Indeed, the United States and many “post-Christian” nations have a long way to go before their level of Christian persecution can compare to places such as North Korea, Somalia, Iraq, or Syria. Though I pray that level never increases, the point remains
for those of us in America: the cases listed above—and countless others—are still reminders that our country is rapidly shifting even farther away from its Christian roots. And within the last decade, the acceleration of decidedly anti-Christian activity is startling.

If Christians do not wake up to see what is happening—both overtly and behind the scenes—we will end up accelerating our own persecution.

That is not God’s desire for those who follow Him. He has given us His Holy Spirit, who lives within us and can help us to understand these times. I believe that same Holy Spirit is calling the American church—and believers all around the world—to recognize the growing crisis and respond according to His will, as shown in Psalm 2.

This is an extract from Mike Bickle’s newest book from Charisma House—God’s Answer to the Growing Crisis, released today.

Question: How have you had to stand firm your beliefs in your workplace, school, family, etc.?
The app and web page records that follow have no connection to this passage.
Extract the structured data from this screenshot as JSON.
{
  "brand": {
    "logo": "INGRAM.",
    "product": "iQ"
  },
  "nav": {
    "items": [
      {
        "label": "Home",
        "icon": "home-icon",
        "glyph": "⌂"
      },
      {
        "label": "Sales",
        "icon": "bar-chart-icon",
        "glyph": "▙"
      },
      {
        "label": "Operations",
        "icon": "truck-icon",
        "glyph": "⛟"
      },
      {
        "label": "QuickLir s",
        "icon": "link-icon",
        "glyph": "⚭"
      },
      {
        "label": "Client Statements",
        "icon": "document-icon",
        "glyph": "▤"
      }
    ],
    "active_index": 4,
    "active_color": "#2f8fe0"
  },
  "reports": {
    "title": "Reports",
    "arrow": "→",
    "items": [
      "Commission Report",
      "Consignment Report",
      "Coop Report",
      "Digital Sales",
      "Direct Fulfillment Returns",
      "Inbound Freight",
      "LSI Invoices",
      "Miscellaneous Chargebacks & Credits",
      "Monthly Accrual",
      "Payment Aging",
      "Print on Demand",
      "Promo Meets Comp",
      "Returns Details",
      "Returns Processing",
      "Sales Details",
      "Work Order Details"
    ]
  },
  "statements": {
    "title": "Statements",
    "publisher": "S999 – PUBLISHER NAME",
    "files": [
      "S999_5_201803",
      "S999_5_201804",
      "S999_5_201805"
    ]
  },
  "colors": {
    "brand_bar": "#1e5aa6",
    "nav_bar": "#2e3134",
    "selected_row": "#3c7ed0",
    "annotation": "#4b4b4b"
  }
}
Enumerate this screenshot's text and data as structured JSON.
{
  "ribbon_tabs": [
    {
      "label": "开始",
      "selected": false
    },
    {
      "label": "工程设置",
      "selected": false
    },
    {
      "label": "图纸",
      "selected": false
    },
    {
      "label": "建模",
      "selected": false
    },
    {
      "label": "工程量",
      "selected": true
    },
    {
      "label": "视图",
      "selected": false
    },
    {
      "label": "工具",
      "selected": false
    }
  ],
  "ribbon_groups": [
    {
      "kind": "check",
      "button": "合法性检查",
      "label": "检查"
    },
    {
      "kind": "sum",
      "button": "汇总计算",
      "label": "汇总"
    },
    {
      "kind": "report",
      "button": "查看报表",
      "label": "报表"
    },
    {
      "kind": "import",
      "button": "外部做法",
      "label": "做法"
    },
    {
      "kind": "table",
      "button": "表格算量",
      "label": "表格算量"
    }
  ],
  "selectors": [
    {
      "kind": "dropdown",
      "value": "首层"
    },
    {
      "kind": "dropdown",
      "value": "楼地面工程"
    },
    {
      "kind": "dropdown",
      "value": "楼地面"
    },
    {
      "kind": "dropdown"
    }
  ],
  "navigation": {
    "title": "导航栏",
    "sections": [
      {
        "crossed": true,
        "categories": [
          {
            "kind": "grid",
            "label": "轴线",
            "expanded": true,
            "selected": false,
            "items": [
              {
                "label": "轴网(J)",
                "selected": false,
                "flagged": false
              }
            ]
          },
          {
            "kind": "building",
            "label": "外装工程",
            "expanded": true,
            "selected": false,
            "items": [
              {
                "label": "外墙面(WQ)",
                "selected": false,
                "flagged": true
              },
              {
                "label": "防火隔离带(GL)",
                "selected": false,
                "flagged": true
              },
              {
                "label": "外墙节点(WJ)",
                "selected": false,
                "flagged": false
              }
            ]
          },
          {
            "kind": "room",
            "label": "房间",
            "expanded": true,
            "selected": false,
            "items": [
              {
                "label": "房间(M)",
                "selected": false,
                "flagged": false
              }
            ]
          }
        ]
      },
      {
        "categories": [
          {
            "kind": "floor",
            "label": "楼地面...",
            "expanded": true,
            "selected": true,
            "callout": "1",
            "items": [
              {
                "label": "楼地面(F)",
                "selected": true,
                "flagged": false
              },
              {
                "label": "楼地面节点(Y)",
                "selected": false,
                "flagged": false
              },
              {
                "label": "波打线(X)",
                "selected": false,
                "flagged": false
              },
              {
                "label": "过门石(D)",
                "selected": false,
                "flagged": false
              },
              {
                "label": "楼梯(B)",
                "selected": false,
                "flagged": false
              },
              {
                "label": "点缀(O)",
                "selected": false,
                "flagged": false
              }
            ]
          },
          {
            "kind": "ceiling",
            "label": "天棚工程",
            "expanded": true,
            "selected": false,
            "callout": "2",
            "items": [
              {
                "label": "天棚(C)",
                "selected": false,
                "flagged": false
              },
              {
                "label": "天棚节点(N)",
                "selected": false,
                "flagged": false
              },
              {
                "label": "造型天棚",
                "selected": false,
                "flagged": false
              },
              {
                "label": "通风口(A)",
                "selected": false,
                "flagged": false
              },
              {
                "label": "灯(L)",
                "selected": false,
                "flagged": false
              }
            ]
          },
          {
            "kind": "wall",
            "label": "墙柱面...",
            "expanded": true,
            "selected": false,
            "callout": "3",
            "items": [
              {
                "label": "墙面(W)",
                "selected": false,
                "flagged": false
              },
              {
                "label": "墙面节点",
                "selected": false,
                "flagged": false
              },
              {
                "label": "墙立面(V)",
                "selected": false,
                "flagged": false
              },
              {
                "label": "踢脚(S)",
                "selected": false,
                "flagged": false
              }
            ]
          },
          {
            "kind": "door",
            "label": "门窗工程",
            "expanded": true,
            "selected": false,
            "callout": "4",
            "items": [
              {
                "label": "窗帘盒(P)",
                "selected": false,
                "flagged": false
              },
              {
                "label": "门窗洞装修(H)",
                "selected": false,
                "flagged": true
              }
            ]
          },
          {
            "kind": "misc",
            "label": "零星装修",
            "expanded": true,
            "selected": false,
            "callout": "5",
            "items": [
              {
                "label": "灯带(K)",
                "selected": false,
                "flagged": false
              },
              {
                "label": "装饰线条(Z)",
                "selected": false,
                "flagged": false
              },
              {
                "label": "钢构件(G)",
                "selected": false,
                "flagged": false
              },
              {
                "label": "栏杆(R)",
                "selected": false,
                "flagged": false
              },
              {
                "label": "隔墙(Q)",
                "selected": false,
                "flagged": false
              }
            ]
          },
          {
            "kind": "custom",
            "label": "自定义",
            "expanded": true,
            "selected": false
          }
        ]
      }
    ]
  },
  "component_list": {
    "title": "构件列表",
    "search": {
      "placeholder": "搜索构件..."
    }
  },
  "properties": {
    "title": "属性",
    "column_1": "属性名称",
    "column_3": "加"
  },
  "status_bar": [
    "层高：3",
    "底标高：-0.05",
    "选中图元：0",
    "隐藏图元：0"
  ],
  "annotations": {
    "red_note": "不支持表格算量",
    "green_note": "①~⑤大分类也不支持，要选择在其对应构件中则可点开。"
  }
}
Mike Bickle

position

  • Director, IHOPKC
  • President, IHOPU

Mike Bickle is the director of the International House of Prayer, an evangelical missions organization based on 24/7 prayer with worship. He is also the founder of International House of Prayer University, which includes full-time ministry, music, and media schools.

Mike is the author of several books, including Growing in Prayer, Passion for Jesus, God’s Answer to the Growing CrisisGrowing in the Prophetic, and Prayers to Strengthen Your Inner Man. Mike’s teaching emphasizes growing in passion for Jesus through intimacy with God, doing evangelism and missions work from the place of night-and-day prayer, and the end times. Mike and his wife, Diane, have two married sons and five grandchildren.

Tell us what you think